The performances achieve far more than getting a message across. They initiate a dialogue with participants, encouraging them to engage with the issues in a far deeper way than other, more formal methods of raising awareness, such as seminars, conferences and leaflets. The performance works to break barriers in communication and leads towards introspection and questioning, which in turn leads to a change.

What kind of changes have you seen with regard to issues that you are struggling against, in communities that you have been working with?

In Orangi, where we performed continuously for almost three years, the changes manifested themselves after some time. The audience comprised mostly women and young girls. When we went there after a gap of two years, we were informed that these girls had gained self-confidence and self-esteem. Earlier they were afraid to speak out, but over this period of regularly watching our plays they had become very vocal and actually found a voice. They had started making their own decisions about their lives and, also, they had learnt to assert themselves. More importantly, they now understood that they are equal in all respects to their menfolk.


“Through regularly watching our plays the girls in Orangi actually found a voice. They started making their own decisions about their lives and learnt to assert themselves. They now understood that they are equal in all respects to their menfolk.”

Your plays deal with taboo themes and go against an established order. How do you incorporate charged issues into your work while remaining sensitive to your audience?

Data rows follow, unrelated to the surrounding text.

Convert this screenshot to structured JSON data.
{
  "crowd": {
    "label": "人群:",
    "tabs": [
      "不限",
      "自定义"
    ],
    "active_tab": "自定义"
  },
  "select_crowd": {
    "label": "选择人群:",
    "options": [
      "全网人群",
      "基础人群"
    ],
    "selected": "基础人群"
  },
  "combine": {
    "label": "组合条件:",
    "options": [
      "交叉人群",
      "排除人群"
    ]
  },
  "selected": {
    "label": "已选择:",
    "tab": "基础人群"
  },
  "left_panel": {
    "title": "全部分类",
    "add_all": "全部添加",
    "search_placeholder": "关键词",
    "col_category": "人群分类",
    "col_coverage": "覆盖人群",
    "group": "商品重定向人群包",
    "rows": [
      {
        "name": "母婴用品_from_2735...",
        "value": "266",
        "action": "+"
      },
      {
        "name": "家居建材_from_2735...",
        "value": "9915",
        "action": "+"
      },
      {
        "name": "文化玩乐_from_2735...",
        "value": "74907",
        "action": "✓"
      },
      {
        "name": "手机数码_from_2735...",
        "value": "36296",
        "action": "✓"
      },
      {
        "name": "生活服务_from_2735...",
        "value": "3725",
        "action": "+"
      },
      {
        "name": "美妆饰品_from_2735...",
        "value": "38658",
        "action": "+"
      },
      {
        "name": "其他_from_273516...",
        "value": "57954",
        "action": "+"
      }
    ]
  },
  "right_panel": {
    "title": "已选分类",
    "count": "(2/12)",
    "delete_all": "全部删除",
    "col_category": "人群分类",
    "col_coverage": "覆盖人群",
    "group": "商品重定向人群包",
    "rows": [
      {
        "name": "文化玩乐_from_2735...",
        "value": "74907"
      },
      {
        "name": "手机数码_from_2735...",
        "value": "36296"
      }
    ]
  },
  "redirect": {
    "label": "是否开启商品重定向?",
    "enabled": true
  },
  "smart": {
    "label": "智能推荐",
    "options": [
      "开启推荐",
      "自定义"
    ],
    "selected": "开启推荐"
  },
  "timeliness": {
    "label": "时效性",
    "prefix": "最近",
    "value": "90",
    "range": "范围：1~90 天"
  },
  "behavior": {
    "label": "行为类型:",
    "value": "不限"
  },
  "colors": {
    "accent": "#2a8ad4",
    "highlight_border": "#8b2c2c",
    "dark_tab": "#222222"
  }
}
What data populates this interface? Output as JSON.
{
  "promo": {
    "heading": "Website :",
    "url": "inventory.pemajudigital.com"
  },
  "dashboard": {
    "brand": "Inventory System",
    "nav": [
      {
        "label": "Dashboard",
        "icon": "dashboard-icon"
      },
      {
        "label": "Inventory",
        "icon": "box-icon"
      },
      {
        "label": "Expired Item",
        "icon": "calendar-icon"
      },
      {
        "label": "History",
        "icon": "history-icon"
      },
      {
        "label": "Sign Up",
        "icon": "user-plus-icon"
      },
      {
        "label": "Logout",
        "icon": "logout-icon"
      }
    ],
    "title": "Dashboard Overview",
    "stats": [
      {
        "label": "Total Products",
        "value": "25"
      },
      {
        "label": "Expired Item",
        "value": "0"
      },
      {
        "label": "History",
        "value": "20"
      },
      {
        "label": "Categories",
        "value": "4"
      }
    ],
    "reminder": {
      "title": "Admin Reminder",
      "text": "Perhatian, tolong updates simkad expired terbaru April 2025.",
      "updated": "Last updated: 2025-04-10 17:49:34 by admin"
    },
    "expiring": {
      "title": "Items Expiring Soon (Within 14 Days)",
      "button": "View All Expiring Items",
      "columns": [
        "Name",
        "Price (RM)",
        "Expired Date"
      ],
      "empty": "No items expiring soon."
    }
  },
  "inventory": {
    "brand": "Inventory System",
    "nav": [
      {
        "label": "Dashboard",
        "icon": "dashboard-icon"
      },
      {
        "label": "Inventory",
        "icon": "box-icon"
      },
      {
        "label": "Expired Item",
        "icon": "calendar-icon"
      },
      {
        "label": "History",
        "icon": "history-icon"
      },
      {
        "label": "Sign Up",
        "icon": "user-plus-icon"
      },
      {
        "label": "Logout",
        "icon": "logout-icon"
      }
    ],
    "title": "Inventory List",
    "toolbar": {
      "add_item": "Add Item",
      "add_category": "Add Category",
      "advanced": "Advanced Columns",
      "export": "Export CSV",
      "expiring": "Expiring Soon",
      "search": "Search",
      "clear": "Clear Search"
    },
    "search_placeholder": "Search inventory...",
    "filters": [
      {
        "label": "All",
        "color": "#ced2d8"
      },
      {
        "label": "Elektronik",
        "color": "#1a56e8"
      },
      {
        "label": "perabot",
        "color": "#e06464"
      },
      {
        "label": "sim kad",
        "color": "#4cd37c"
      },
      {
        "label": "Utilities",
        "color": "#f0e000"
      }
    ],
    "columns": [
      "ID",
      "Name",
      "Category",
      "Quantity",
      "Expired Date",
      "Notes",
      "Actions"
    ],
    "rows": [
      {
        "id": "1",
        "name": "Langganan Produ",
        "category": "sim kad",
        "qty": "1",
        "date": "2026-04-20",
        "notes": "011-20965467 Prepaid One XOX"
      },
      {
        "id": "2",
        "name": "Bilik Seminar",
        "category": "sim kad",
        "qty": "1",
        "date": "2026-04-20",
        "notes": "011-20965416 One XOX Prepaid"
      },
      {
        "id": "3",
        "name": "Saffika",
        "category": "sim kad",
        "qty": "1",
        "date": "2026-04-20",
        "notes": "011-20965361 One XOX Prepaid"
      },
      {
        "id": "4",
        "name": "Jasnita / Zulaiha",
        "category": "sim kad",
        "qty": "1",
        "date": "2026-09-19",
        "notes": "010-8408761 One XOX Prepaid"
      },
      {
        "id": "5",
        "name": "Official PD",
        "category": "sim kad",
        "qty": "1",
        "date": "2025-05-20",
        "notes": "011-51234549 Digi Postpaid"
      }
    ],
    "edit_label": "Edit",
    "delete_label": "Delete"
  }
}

I would say that we rely on our ideology and our faith in the knowledge that we are always telling the truth from our hearts. We are on the side of the oppressed — we pose alternatives, we do not provide answers.

What kind of backlash have you and Tehrik-e-Niswan received for your work? How do you respond to criticism?

We have usually had very positive feedback from the people. I have full faith in the people. However, there have been occasions where we have had problems. To give you an example: We were performing a play on honour killing in a small village in Sindh and the local mullah announced from the mosque that to watch our play would be a sin. Within minutes, the audience that had gathered simply disappeared.

I have no problem with criticism. My answer to it is, if you do not like what we are doing please do not come to see our play.

Mobile theatre has unique constraints; how does this affect the way you prepare and perform? Do the plays have an adaptable script?

In fact, I find the constraints very interesting. The different spaces force us to tap into our creativity as we try to figure out how we can best utilise the given space, light and sound. The script only changes if and when we have knowledge and information in advance about a certain locality and its characteristics.

There is some debate about the commercialisation of art and performance. Tehrik-e-Niswan’s mobile theatre performs for free. What do you think is the primary function of art, and should it be commercialised? If not, how can the artistic community sustain itself?

I believe that art has a purpose and that the artist has a role in society. But then, of course, there is all kinds of art and all kinds of performances. There is no reason why there should not be commercialisation of art.
I believe that there should be all variety of work, both commercial and
non-commercial. I choose to do a certain kind of art but someone else may choose another kind — there should be this freedom and option. As for those like myself who choose to do meaningful art, I would say we need to find other means of survival — after all, how many poets can survive by writing poetry alone?